**YOUR TASK:** Return every line below exactly, leaving nothing out.
━━━━
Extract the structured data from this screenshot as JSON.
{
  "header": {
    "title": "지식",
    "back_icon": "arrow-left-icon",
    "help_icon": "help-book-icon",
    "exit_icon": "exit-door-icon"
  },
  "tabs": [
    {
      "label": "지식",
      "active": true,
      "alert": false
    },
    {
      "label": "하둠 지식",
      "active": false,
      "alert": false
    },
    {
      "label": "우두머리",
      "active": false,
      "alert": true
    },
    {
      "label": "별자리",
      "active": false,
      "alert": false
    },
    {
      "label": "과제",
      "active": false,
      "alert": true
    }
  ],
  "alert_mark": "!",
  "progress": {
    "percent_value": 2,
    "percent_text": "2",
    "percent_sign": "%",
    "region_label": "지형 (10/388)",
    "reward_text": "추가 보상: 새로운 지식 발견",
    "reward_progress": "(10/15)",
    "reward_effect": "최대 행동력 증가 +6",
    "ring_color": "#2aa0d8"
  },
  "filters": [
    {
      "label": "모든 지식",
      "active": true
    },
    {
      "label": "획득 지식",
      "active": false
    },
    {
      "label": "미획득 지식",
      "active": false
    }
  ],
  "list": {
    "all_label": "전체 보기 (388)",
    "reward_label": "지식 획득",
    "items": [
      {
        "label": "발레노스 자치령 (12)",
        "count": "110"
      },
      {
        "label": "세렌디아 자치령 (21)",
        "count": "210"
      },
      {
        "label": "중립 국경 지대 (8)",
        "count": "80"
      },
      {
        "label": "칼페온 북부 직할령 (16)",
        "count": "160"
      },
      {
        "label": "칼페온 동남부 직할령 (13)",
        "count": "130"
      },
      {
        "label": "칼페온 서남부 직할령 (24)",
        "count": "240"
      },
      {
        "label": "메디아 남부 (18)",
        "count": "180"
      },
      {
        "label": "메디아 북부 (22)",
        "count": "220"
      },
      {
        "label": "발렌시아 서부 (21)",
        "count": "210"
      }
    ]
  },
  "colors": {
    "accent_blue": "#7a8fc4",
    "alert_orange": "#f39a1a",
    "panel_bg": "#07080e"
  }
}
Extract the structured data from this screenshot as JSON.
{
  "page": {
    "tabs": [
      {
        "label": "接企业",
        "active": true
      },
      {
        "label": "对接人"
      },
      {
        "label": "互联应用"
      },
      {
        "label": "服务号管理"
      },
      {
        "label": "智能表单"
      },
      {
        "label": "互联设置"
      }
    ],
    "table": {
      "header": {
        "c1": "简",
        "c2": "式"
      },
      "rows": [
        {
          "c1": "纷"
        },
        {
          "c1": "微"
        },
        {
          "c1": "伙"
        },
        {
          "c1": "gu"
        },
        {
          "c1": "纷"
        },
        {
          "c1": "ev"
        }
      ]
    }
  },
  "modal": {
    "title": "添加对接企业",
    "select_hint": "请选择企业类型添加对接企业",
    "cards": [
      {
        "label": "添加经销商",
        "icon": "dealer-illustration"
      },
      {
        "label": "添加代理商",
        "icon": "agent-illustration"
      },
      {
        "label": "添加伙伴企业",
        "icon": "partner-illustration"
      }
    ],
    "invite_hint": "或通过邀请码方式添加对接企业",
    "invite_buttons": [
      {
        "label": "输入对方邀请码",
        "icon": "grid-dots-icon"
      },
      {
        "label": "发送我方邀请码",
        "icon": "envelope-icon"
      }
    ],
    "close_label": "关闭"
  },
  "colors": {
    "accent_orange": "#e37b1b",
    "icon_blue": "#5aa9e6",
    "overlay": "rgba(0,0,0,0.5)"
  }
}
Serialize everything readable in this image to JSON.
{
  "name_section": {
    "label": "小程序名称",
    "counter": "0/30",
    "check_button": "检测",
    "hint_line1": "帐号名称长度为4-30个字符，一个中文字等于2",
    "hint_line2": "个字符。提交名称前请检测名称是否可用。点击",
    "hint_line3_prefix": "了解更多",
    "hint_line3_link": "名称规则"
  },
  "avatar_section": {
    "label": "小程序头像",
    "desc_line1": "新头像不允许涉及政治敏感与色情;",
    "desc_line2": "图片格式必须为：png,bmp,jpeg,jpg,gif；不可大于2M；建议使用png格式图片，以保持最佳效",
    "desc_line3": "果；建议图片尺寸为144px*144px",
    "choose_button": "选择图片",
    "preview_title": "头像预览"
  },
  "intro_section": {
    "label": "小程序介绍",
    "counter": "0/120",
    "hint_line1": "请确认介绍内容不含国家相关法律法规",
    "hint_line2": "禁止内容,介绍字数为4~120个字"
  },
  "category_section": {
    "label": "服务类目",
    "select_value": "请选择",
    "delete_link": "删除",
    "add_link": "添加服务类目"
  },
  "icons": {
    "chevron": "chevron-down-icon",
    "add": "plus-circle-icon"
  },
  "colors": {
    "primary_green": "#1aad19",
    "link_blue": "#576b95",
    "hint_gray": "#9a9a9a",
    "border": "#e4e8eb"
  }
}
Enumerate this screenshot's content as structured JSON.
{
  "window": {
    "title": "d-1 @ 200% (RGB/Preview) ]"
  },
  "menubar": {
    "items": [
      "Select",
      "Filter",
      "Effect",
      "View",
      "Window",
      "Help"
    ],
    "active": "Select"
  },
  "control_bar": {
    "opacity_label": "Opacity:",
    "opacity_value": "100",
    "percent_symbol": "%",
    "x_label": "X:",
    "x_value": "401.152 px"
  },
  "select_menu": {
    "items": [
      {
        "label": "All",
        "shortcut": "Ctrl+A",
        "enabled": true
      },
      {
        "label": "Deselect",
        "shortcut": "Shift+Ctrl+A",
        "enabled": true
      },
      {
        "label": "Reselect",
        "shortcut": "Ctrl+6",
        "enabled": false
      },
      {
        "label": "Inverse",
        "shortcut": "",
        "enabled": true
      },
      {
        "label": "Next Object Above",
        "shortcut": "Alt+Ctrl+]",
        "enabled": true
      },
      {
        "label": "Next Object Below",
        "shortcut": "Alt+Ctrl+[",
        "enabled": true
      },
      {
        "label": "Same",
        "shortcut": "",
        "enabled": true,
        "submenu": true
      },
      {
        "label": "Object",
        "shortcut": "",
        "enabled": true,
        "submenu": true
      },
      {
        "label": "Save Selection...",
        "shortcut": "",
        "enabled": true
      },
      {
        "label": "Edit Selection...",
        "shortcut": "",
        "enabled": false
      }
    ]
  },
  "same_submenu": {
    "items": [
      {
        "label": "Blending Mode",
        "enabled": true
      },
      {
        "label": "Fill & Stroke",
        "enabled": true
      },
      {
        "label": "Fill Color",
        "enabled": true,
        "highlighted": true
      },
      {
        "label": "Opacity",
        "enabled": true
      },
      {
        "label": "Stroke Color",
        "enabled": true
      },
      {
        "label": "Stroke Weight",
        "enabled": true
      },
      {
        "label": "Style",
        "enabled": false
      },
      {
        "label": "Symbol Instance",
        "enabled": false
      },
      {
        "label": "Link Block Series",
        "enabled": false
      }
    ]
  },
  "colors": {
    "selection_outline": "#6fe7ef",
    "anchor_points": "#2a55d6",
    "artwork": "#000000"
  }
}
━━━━
**SOLUTION TO THIS EXERCISE:**
Extract the structured data from this screenshot as JSON.
{
  "header": {
    "title": "지식",
    "back_icon": "arrow-left-icon",
    "help_icon": "help-book-icon",
    "exit_icon": "exit-door-icon"
  },
  "tabs": [
    {
      "label": "지식",
      "active": true,
      "alert": false
    },
    {
      "label": "하둠 지식",
      "active": false,
      "alert": false
    },
    {
      "label": "우두머리",
      "active": false,
      "alert": true
    },
    {
      "label": "별자리",
      "active": false,
      "alert": false
    },
    {
      "label": "과제",
      "active": false,
      "alert": true
    }
  ],
  "alert_mark": "!",
  "progress": {
    "percent_value": 2,
    "percent_text": "2",
    "percent_sign": "%",
    "region_label": "지형 (10/388)",
    "reward_text": "추가 보상: 새로운 지식 발견",
    "reward_progress": "(10/15)",
    "reward_effect": "최대 행동력 증가 +6",
    "ring_color": "#2aa0d8"
  },
  "filters": [
    {
      "label": "모든 지식",
      "active": true
    },
    {
      "label": "획득 지식",
      "active": false
    },
    {
      "label": "미획득 지식",
      "active": false
    }
  ],
  "list": {
    "all_label": "전체 보기 (388)",
    "reward_label": "지식 획득",
    "items": [
      {
        "label": "발레노스 자치령 (12)",
        "count": "110"
      },
      {
        "label": "세렌디아 자치령 (21)",
        "count": "210"
      },
      {
        "label": "중립 국경 지대 (8)",
        "count": "80"
      },
      {
        "label": "칼페온 북부 직할령 (16)",
        "count": "160"
      },
      {
        "label": "칼페온 동남부 직할령 (13)",
        "count": "130"
      },
      {
        "label": "칼페온 서남부 직할령 (24)",
        "count": "240"
      },
      {
        "label": "메디아 남부 (18)",
        "count": "180"
      },
      {
        "label": "메디아 북부 (22)",
        "count": "220"
      },
      {
        "label": "발렌시아 서부 (21)",
        "count": "210"
      }
    ]
  },
  "colors": {
    "accent_blue": "#7a8fc4",
    "alert_orange": "#f39a1a",
    "panel_bg": "#07080e"
  }
}
Extract the structured data from this screenshot as JSON.
{
  "page": {
    "tabs": [
      {
        "label": "接企业",
        "active": true
      },
      {
        "label": "对接人"
      },
      {
        "label": "互联应用"
      },
      {
        "label": "服务号管理"
      },
      {
        "label": "智能表单"
      },
      {
        "label": "互联设置"
      }
    ],
    "table": {
      "header": {
        "c1": "简",
        "c2": "式"
      },
      "rows": [
        {
          "c1": "纷"
        },
        {
          "c1": "微"
        },
        {
          "c1": "伙"
        },
        {
          "c1": "gu"
        },
        {
          "c1": "纷"
        },
        {
          "c1": "ev"
        }
      ]
    }
  },
  "modal": {
    "title": "添加对接企业",
    "select_hint": "请选择企业类型添加对接企业",
    "cards": [
      {
        "label": "添加经销商",
        "icon": "dealer-illustration"
      },
      {
        "label": "添加代理商",
        "icon": "agent-illustration"
      },
      {
        "label": "添加伙伴企业",
        "icon": "partner-illustration"
      }
    ],
    "invite_hint": "或通过邀请码方式添加对接企业",
    "invite_buttons": [
      {
        "label": "输入对方邀请码",
        "icon": "grid-dots-icon"
      },
      {
        "label": "发送我方邀请码",
        "icon": "envelope-icon"
      }
    ],
    "close_label": "关闭"
  },
  "colors": {
    "accent_orange": "#e37b1b",
    "icon_blue": "#5aa9e6",
    "overlay": "rgba(0,0,0,0.5)"
  }
}
Serialize everything readable in this image to JSON.
{
  "name_section": {
    "label": "小程序名称",
    "counter": "0/30",
    "check_button": "检测",
    "hint_line1": "帐号名称长度为4-30个字符，一个中文字等于2",
    "hint_line2": "个字符。提交名称前请检测名称是否可用。点击",
    "hint_line3_prefix": "了解更多",
    "hint_line3_link": "名称规则"
  },
  "avatar_section": {
    "label": "小程序头像",
    "desc_line1": "新头像不允许涉及政治敏感与色情;",
    "desc_line2": "图片格式必须为：png,bmp,jpeg,jpg,gif；不可大于2M；建议使用png格式图片，以保持最佳效",
    "desc_line3": "果；建议图片尺寸为144px*144px",
    "choose_button": "选择图片",
    "preview_title": "头像预览"
  },
  "intro_section": {
    "label": "小程序介绍",
    "counter": "0/120",
    "hint_line1": "请确认介绍内容不含国家相关法律法规",
    "hint_line2": "禁止内容,介绍字数为4~120个字"
  },
  "category_section": {
    "label": "服务类目",
    "select_value": "请选择",
    "delete_link": "删除",
    "add_link": "添加服务类目"
  },
  "icons": {
    "chevron": "chevron-down-icon",
    "add": "plus-circle-icon"
  },
  "colors": {
    "primary_green": "#1aad19",
    "link_blue": "#576b95",
    "hint_gray": "#9a9a9a",
    "border": "#e4e8eb"
  }
}
Enumerate this screenshot's content as structured JSON.
{
  "window": {
    "title": "d-1 @ 200% (RGB/Preview) ]"
  },
  "menubar": {
    "items": [
      "Select",
      "Filter",
      "Effect",
      "View",
      "Window",
      "Help"
    ],
    "active": "Select"
  },
  "control_bar": {
    "opacity_label": "Opacity:",
    "opacity_value": "100",
    "percent_symbol": "%",
    "x_label": "X:",
    "x_value": "401.152 px"
  },
  "select_menu": {
    "items": [
      {
        "label": "All",
        "shortcut": "Ctrl+A",
        "enabled": true
      },
      {
        "label": "Deselect",
        "shortcut": "Shift+Ctrl+A",
        "enabled": true
      },
      {
        "label": "Reselect",
        "shortcut": "Ctrl+6",
        "enabled": false
      },
      {
        "label": "Inverse",
        "shortcut": "",
        "enabled": true
      },
      {
        "label": "Next Object Above",
        "shortcut": "Alt+Ctrl+]",
        "enabled": true
      },
      {
        "label": "Next Object Below",
        "shortcut": "Alt+Ctrl+[",
        "enabled": true
      },
      {
        "label": "Same",
        "shortcut": "",
        "enabled": true,
        "submenu": true
      },
      {
        "label": "Object",
        "shortcut": "",
        "enabled": true,
        "submenu": true
      },
      {
        "label": "Save Selection...",
        "shortcut": "",
        "enabled": true
      },
      {
        "label": "Edit Selection...",
        "shortcut": "",
        "enabled": false
      }
    ]
  },
  "same_submenu": {
    "items": [
      {
        "label": "Blending Mode",
        "enabled": true
      },
      {
        "label": "Fill & Stroke",
        "enabled": true
      },
      {
        "label": "Fill Color",
        "enabled": true,
        "highlighted": true
      },
      {
        "label": "Opacity",
        "enabled": true
      },
      {
        "label": "Stroke Color",
        "enabled": true
      },
      {
        "label": "Stroke Weight",
        "enabled": true
      },
      {
        "label": "Style",
        "enabled": false
      },
      {
        "label": "Symbol Instance",
        "enabled": false
      },
      {
        "label": "Link Block Series",
        "enabled": false
      }
    ]
  },
  "colors": {
    "selection_outline": "#6fe7ef",
    "anchor_points": "#2a55d6",
    "artwork": "#000000"
  }
}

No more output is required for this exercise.